- [Problem to work on] Send back the listing, word for word.

##############################

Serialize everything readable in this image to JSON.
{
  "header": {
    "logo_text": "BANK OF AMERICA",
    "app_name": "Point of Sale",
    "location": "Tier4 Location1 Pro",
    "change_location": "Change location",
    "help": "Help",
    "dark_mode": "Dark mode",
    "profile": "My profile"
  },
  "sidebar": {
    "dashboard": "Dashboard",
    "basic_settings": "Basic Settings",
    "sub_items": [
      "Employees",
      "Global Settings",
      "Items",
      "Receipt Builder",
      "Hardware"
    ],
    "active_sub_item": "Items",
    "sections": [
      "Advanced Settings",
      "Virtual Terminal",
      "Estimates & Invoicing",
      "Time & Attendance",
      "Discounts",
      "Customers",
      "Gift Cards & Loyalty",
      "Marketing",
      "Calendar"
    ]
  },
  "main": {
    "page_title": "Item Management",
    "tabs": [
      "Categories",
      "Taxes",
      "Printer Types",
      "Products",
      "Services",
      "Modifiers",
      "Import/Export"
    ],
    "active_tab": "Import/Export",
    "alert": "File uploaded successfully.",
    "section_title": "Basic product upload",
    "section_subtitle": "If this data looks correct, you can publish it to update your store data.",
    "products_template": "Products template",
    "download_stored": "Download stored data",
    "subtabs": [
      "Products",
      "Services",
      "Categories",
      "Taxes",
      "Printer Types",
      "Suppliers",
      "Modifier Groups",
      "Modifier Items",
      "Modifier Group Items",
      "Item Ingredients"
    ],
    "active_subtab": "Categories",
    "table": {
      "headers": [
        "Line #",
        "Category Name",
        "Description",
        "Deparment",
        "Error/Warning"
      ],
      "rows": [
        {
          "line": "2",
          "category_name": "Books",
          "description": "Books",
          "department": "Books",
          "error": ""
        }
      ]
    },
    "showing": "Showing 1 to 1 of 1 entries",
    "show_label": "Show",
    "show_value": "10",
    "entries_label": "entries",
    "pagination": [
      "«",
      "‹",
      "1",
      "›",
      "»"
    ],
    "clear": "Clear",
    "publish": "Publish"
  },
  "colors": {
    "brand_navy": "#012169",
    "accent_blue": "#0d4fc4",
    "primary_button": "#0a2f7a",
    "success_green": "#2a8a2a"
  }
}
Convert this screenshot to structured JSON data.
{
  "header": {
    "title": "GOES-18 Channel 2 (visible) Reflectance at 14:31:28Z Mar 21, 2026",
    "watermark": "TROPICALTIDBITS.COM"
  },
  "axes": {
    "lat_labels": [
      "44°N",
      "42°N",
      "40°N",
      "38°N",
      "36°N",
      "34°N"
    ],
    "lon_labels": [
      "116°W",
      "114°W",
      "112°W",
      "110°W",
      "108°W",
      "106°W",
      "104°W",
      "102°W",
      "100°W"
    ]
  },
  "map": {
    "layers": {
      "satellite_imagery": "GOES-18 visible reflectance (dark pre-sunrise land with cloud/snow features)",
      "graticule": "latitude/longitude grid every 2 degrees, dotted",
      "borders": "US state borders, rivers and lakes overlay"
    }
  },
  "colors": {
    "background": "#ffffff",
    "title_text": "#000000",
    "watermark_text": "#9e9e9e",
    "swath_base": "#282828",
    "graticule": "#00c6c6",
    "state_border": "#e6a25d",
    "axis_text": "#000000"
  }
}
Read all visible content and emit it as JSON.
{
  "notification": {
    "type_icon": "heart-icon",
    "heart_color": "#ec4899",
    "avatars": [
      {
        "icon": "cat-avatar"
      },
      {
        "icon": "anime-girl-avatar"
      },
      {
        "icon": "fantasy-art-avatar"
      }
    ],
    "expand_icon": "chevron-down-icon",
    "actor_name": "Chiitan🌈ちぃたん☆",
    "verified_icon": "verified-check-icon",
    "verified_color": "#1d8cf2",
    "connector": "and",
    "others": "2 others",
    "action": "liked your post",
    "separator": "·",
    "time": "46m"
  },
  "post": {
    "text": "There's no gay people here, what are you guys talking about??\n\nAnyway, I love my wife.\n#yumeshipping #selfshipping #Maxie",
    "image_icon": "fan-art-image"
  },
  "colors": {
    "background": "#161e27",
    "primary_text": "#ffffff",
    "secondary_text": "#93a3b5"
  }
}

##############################

- [Result]
Serialize everything readable in this image to JSON.
{
  "header": {
    "logo_text": "BANK OF AMERICA",
    "app_name": "Point of Sale",
    "location": "Tier4 Location1 Pro",
    "change_location": "Change location",
    "help": "Help",
    "dark_mode": "Dark mode",
    "profile": "My profile"
  },
  "sidebar": {
    "dashboard": "Dashboard",
    "basic_settings": "Basic Settings",
    "sub_items": [
      "Employees",
      "Global Settings",
      "Items",
      "Receipt Builder",
      "Hardware"
    ],
    "active_sub_item": "Items",
    "sections": [
      "Advanced Settings",
      "Virtual Terminal",
      "Estimates & Invoicing",
      "Time & Attendance",
      "Discounts",
      "Customers",
      "Gift Cards & Loyalty",
      "Marketing",
      "Calendar"
    ]
  },
  "main": {
    "page_title": "Item Management",
    "tabs": [
      "Categories",
      "Taxes",
      "Printer Types",
      "Products",
      "Services",
      "Modifiers",
      "Import/Export"
    ],
    "active_tab": "Import/Export",
    "alert": "File uploaded successfully.",
    "section_title": "Basic product upload",
    "section_subtitle": "If this data looks correct, you can publish it to update your store data.",
    "products_template": "Products template",
    "download_stored": "Download stored data",
    "subtabs": [
      "Products",
      "Services",
      "Categories",
      "Taxes",
      "Printer Types",
      "Suppliers",
      "Modifier Groups",
      "Modifier Items",
      "Modifier Group Items",
      "Item Ingredients"
    ],
    "active_subtab": "Categories",
    "table": {
      "headers": [
        "Line #",
        "Category Name",
        "Description",
        "Deparment",
        "Error/Warning"
      ],
      "rows": [
        {
          "line": "2",
          "category_name": "Books",
          "description": "Books",
          "department": "Books",
          "error": ""
        }
      ]
    },
    "showing": "Showing 1 to 1 of 1 entries",
    "show_label": "Show",
    "show_value": "10",
    "entries_label": "entries",
    "pagination": [
      "«",
      "‹",
      "1",
      "›",
      "»"
    ],
    "clear": "Clear",
    "publish": "Publish"
  },
  "colors": {
    "brand_navy": "#012169",
    "accent_blue": "#0d4fc4",
    "primary_button": "#0a2f7a",
    "success_green": "#2a8a2a"
  }
}
Convert this screenshot to structured JSON data.
{
  "header": {
    "title": "GOES-18 Channel 2 (visible) Reflectance at 14:31:28Z Mar 21, 2026",
    "watermark": "TROPICALTIDBITS.COM"
  },
  "axes": {
    "lat_labels": [
      "44°N",
      "42°N",
      "40°N",
      "38°N",
      "36°N",
      "34°N"
    ],
    "lon_labels": [
      "116°W",
      "114°W",
      "112°W",
      "110°W",
      "108°W",
      "106°W",
      "104°W",
      "102°W",
      "100°W"
    ]
  },
  "map": {
    "layers": {
      "satellite_imagery": "GOES-18 visible reflectance (dark pre-sunrise land with cloud/snow features)",
      "graticule": "latitude/longitude grid every 2 degrees, dotted",
      "borders": "US state borders, rivers and lakes overlay"
    }
  },
  "colors": {
    "background": "#ffffff",
    "title_text": "#000000",
    "watermark_text": "#9e9e9e",
    "swath_base": "#282828",
    "graticule": "#00c6c6",
    "state_border": "#e6a25d",
    "axis_text": "#000000"
  }
}
Read all visible content and emit it as JSON.
{
  "notification": {
    "type_icon": "heart-icon",
    "heart_color": "#ec4899",
    "avatars": [
      {
        "icon": "cat-avatar"
      },
      {
        "icon": "anime-girl-avatar"
      },
      {
        "icon": "fantasy-art-avatar"
      }
    ],
    "expand_icon": "chevron-down-icon",
    "actor_name": "Chiitan🌈ちぃたん☆",
    "verified_icon": "verified-check-icon",
    "verified_color": "#1d8cf2",
    "connector": "and",
    "others": "2 others",
    "action": "liked your post",
    "separator": "·",
    "time": "46m"
  },
  "post": {
    "text": "There's no gay people here, what are you guys talking about??\n\nAnyway, I love my wife.\n#yumeshipping #selfshipping #Maxie",
    "image_icon": "fan-art-image"
  },
  "colors": {
    "background": "#161e27",
    "primary_text": "#ffffff",
    "secondary_text": "#93a3b5"
  }
}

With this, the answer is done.